In this imaginary dialogue, the water element (representing the feminine archetype) and the air element (representing the masculine archetype) initially face conflicts stemming from their different approaches to the world. However, through open communication, understanding, and appreciation of each other’s strengths, they find resolution and realize the benefits of their union. By blending their perspectives, they tap into a harmonious synergy that allows them to navigate challenges more effectively and experience personal growth.

Fire, Earth, Air, and Water

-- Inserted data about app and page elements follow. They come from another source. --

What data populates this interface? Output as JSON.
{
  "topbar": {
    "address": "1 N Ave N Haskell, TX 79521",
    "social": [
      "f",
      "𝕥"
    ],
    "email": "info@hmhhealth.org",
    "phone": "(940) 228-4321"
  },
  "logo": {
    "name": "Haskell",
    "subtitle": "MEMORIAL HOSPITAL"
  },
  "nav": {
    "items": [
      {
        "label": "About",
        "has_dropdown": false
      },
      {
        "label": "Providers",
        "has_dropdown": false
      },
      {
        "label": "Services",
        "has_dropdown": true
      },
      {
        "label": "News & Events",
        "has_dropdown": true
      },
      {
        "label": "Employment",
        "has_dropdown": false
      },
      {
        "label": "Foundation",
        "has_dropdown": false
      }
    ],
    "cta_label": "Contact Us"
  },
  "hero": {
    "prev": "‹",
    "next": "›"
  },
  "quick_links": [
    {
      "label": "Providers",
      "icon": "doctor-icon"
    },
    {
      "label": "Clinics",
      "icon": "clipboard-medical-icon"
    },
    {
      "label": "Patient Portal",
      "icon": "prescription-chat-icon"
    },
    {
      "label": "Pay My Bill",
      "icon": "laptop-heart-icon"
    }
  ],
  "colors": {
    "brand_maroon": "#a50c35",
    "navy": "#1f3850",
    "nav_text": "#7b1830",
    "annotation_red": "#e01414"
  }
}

Helen Fisher’s theory, although not groundbreaking in terms of its four personality categories, reinforces the enduring wisdom known to astrologers throughout history. The introduction of hormone associations adds a fresh perspective to the equation. While personality tests provide some insights, the astrological chart offers a more comprehensive understanding of an individual. A well-versed astrology book on the elements can unveil similar insights about interpersonal connections. The dichotomy between the “feeling type” and the “thinking type” has long been a subject of discussion. While compatibility in relationships is an age-old concept, Fisher’s perspective adds a fresh spin to the exploration. It’s also crucial to recognize that within the fire, earth, air, and water elements, each category—cardinal, fixed, and mutable—brings its own unique approach to life. These four characteristics play a significant role in determining attraction or repulsion between individuals. However, it’s important to exercise caution in placing excessive importance on stereotypical identifications. 

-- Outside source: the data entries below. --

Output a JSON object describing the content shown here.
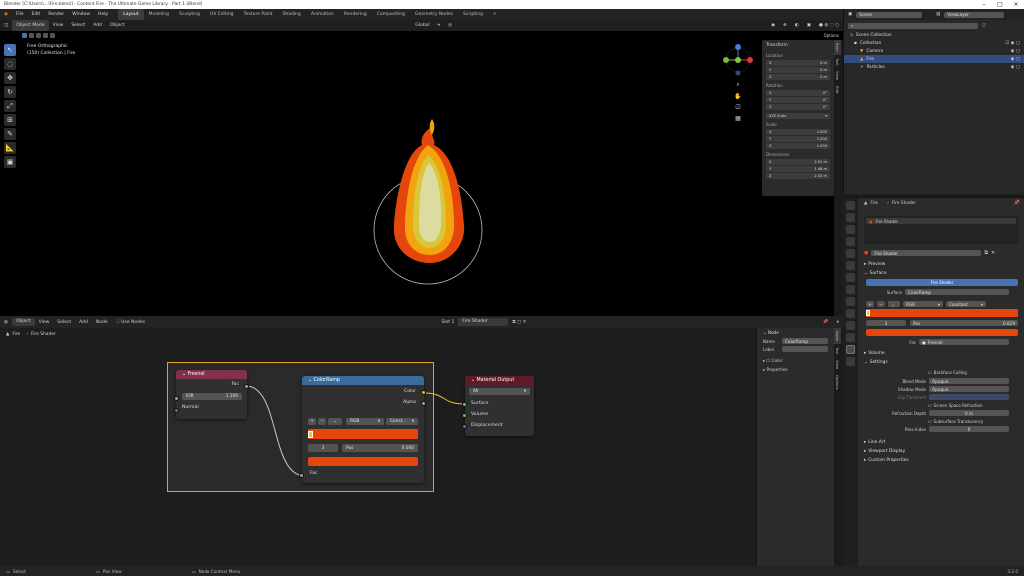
{
  "titlebar": {
    "title": "Blender [C:\\Users\\...\\Fire.blend] - Content Fire - The Ultimate Game Library - Part 1 (Blend)"
  },
  "menu": {
    "items": [
      "File",
      "Edit",
      "Render",
      "Window",
      "Help"
    ],
    "workspaces": [
      "Layout",
      "Modeling",
      "Sculpting",
      "UV Editing",
      "Texture Paint",
      "Shading",
      "Animation",
      "Rendering",
      "Compositing",
      "Geometry Nodes",
      "Scripting"
    ],
    "scene_label": "Scene",
    "viewlayer_label": "ViewLayer"
  },
  "viewport": {
    "mode": "Object Mode",
    "menus": [
      "View",
      "Select",
      "Add",
      "Object"
    ],
    "transform_orient": "Global",
    "view_name": "Free Orthographic",
    "view_info": "(150) Collection | Fire",
    "options_label": "Options"
  },
  "npanel": {
    "header": "Transform",
    "location_label": "Location",
    "location": [
      {
        "axis": "X",
        "value": "0 m"
      },
      {
        "axis": "Y",
        "value": "0 m"
      },
      {
        "axis": "Z",
        "value": "0 m"
      }
    ],
    "rotation_label": "Rotation",
    "rotation": [
      {
        "axis": "X",
        "value": "0°"
      },
      {
        "axis": "Y",
        "value": "0°"
      },
      {
        "axis": "Z",
        "value": "0°"
      }
    ],
    "rot_mode": "XYZ Euler",
    "scale_label": "Scale",
    "scale": [
      {
        "axis": "X",
        "value": "1.000"
      },
      {
        "axis": "Y",
        "value": "1.000"
      },
      {
        "axis": "Z",
        "value": "1.000"
      }
    ],
    "dims_label": "Dimensions",
    "dims": [
      {
        "axis": "X",
        "value": "2.91 m"
      },
      {
        "axis": "Y",
        "value": "1.48 m"
      },
      {
        "axis": "Z",
        "value": "2.02 m"
      }
    ],
    "tabs": [
      "Item",
      "Tool",
      "View",
      "Edit"
    ]
  },
  "node_editor": {
    "type": "Object",
    "menus": [
      "View",
      "Select",
      "Add",
      "Node"
    ],
    "use_nodes": "Use Nodes",
    "slot": "Slot 1",
    "material": "Fire Shader",
    "breadcrumb": [
      "Fire",
      "Fire Shader"
    ],
    "fresnel": {
      "title": "Fresnel",
      "out": "Fac",
      "ior_label": "IOR",
      "ior_value": "1.100",
      "normal": "Normal"
    },
    "colorramp": {
      "title": "ColorRamp",
      "out_color": "Color",
      "out_alpha": "Alpha",
      "mode": "RGB",
      "interp": "Const...",
      "index": "3",
      "pos_label": "Pos",
      "pos_value": "0.000",
      "in_fac": "Fac"
    },
    "output": {
      "title": "Material Output",
      "target": "All",
      "surface": "Surface",
      "volume": "Volume",
      "displacement": "Displacement"
    },
    "sidebar": {
      "header": "Node",
      "name_label": "Name",
      "name_value": "ColorRamp",
      "label_label": "Label",
      "color_label": "Color",
      "properties": "Properties",
      "tabs": [
        "Node",
        "Tool",
        "View",
        "Options"
      ]
    }
  },
  "outliner": {
    "root": "Scene Collection",
    "items": [
      {
        "name": "Collection",
        "indent": 1
      },
      {
        "name": "Camera",
        "indent": 2
      },
      {
        "name": "Fire",
        "indent": 2
      },
      {
        "name": "Particles",
        "indent": 2
      }
    ]
  },
  "properties": {
    "object": "Fire",
    "material": "Fire Shader",
    "slot_item": "Fire Shader",
    "material_field": "Fire Shader",
    "preview": "Preview",
    "surface": "Surface",
    "surface_shader": "Fire Shader",
    "surface_label": "Surface",
    "surface_value": "ColorRamp",
    "cr_mode": "RGB",
    "cr_interp": "Constant",
    "cr_index": "3",
    "cr_pos_label": "Pos",
    "cr_pos_value": "0.829",
    "fac_label": "Fac",
    "fac_value": "Fresnel",
    "volume": "Volume",
    "settings": "Settings",
    "backface": "Backface Culling",
    "blend_label": "Blend Mode",
    "blend_value": "Opaque",
    "shadow_label": "Shadow Mode",
    "shadow_value": "Opaque",
    "clip_label": "Clip Threshold",
    "ssr": "Screen Space Refraction",
    "refr_label": "Refraction Depth",
    "refr_value": "0 m",
    "sst": "Subsurface Translucency",
    "pass_label": "Pass Index",
    "pass_value": "0",
    "lineart": "Line Art",
    "viewport_display": "Viewport Display",
    "custom_props": "Custom Properties"
  },
  "statusbar": {
    "select": "Select",
    "pan": "Pan View",
    "ctx": "Node Context Menu",
    "version": "3.2.0"
  },
  "colors": {
    "accent": "#4772b3",
    "fire_orange": "#e5460c",
    "frame": "#e0a231",
    "fresnel_head": "#83314a",
    "ramp_head": "#3b6b9c",
    "output_head": "#5e1d26"
  }
}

Within her personality test, Helen Fisher included a section about our typical doodling habits. Those expressing the estrogenic qualities associated with water/negotiators often depict feminine themes such as hearts, flowers, and baby faces. In contrast, the director types (air signs) are known for their precise, geometric, and mechanical drawings. While some concepts are rooted in the time-tested method of typology based on elements, Fisher’s work also offers intriguing tidbits and captivating relationship examples that can be applied within the realm of astrology.

Unraveling the Psyche: Delving into Personal Psychotherapy

As  a woman deeply influenced by the element of water in my astrological chart, I take a moment to reflect upon the pages of my work notebook. To my surprise, scattered amidst the work notes, I discover love hearts etched delicately and star patterns resembling the harmonious sextile aspect.

It’s intriguing to witness how my innate affinity for love and connection finds its way into even the most mundane aspects of life. These symbols serve as gentle reminders of the intertwining of my emotions and the cosmic energies that shape my path. In this moment, I am reminded of the profound influence of astrology on my being. As a water sign woman, my journey is a psychological one between the depths of my feelings and the celestial patterns that guide my existence. The presence of love hearts and sextile patterns in my work notebook speaks volumes about the essence of who I am—a fusion of love and empathy and cosmic alignment.

I carry these subtle imprints of the heart and the stars with me, cherishing the unique interplay between my emotions and the celestial forces. They serve as a constant reminder of the beauty and interconnectedness of the universe, resonating within the depths of my watery soul.